(Beginning of Data excerpts)
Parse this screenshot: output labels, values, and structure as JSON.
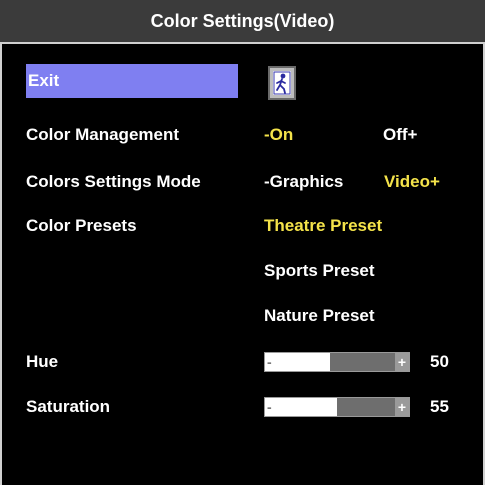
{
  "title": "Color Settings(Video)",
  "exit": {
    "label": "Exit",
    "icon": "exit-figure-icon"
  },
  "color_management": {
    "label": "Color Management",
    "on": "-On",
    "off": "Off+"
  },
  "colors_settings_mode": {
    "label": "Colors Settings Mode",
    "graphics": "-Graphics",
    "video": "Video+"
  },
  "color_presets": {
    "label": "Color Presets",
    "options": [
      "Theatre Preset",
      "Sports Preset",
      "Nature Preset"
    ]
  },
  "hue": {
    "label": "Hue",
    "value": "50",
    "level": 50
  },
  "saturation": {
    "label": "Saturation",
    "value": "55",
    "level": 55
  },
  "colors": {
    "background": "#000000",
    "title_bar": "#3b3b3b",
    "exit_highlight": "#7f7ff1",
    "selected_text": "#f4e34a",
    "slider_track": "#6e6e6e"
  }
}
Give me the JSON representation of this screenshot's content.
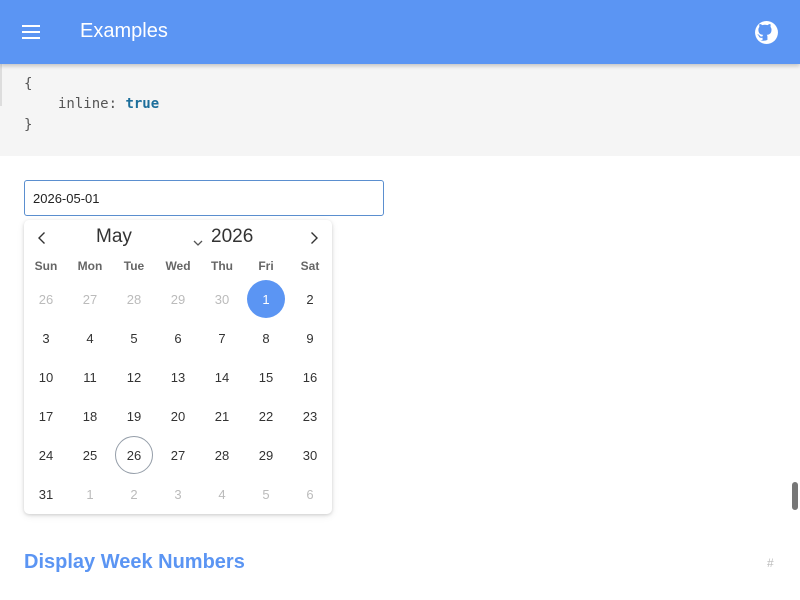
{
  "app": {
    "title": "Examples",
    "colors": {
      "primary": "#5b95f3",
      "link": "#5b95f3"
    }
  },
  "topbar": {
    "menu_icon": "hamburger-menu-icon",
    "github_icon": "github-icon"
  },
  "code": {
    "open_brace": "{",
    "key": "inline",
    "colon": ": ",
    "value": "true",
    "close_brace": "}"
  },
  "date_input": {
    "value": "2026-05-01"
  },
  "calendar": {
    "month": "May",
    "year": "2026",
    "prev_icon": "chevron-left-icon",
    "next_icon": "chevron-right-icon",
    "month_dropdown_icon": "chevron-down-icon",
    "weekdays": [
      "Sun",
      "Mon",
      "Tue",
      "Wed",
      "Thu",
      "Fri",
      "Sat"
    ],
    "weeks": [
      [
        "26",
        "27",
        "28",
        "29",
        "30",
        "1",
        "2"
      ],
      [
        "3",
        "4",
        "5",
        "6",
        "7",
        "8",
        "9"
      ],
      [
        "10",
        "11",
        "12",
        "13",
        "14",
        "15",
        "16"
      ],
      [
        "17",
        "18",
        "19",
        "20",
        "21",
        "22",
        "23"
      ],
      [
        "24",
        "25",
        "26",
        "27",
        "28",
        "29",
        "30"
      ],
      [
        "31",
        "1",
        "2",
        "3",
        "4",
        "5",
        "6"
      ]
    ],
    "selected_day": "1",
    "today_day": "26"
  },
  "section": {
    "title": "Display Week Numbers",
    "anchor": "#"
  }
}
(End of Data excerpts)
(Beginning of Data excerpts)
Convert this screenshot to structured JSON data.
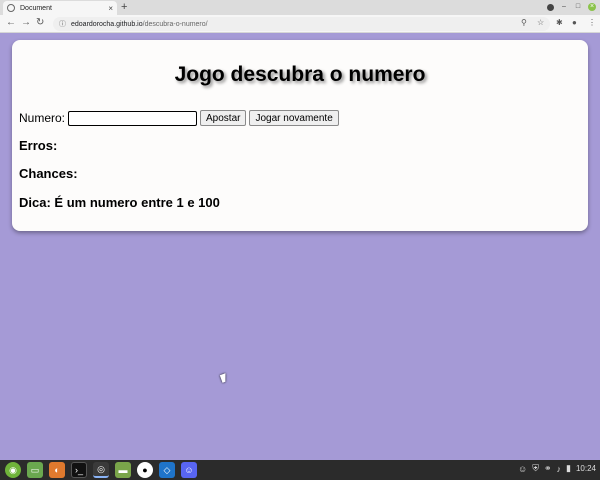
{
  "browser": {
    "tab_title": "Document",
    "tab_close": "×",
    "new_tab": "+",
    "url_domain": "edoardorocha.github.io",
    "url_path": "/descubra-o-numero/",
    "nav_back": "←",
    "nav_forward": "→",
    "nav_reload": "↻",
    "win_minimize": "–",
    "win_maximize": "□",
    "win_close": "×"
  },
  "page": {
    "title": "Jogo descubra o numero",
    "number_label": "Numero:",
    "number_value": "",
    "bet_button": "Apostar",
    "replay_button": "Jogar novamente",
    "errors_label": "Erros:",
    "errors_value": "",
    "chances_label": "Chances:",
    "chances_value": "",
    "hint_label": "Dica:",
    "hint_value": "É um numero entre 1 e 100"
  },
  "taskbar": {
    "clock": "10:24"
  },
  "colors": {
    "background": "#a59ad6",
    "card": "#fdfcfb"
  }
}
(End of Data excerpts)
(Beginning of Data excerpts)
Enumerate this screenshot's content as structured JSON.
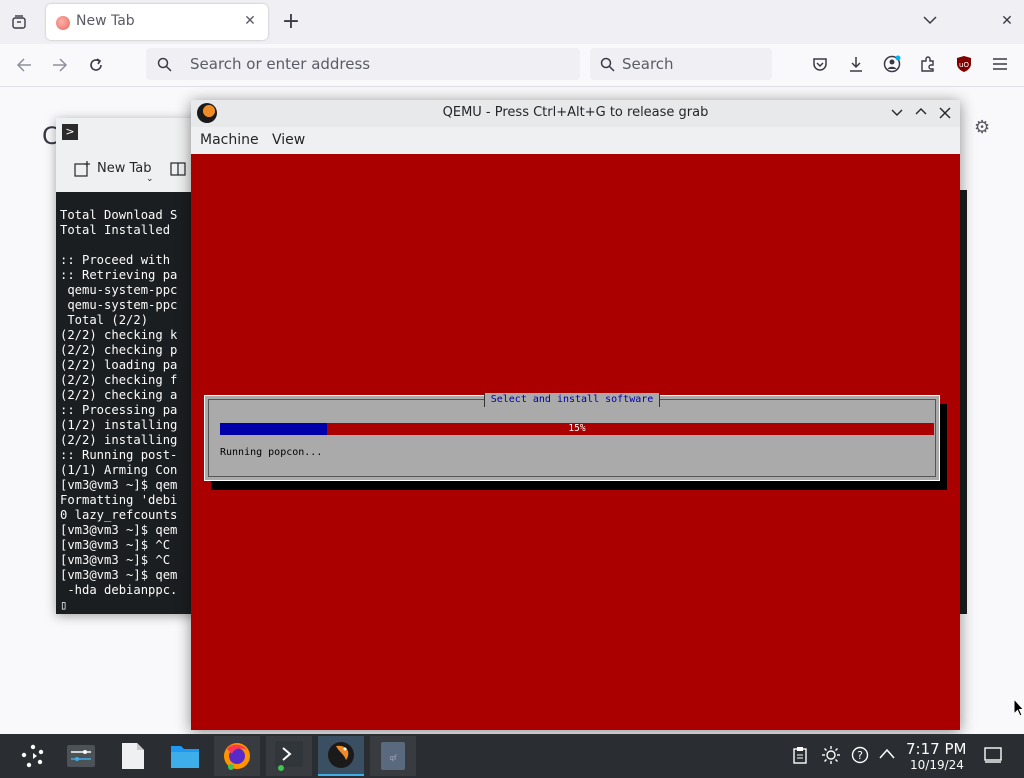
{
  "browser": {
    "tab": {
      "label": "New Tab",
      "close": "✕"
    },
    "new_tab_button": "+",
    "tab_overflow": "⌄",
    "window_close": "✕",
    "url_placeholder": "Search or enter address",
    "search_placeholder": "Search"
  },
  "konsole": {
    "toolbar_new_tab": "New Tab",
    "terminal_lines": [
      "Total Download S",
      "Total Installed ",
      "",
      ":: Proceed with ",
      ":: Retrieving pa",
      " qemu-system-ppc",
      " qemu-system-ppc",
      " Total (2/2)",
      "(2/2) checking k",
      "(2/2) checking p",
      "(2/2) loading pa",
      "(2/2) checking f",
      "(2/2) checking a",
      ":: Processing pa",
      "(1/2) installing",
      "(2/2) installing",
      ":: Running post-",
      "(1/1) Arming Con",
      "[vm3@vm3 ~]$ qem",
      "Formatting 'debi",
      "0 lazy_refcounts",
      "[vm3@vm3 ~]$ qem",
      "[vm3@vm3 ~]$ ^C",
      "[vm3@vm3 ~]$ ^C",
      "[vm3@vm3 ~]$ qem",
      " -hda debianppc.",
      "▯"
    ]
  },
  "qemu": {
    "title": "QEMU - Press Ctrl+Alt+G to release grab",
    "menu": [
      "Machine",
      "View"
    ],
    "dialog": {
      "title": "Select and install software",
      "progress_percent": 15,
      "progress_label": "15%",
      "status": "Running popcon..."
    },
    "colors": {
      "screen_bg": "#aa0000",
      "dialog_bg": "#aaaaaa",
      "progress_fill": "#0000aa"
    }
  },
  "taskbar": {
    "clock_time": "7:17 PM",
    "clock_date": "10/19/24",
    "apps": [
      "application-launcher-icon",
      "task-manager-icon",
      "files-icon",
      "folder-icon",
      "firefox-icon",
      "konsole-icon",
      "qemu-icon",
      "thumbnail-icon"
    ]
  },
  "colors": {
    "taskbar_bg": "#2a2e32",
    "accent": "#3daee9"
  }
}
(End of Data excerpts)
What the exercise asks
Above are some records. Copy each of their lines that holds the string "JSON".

Task output
Parse this screenshot: output labels, values, and structure as JSON.
Give me the JSON representation of this screenshot's content.
Convert this screenshot to structured JSON data.
Enumerate this screenshot's content as structured JSON.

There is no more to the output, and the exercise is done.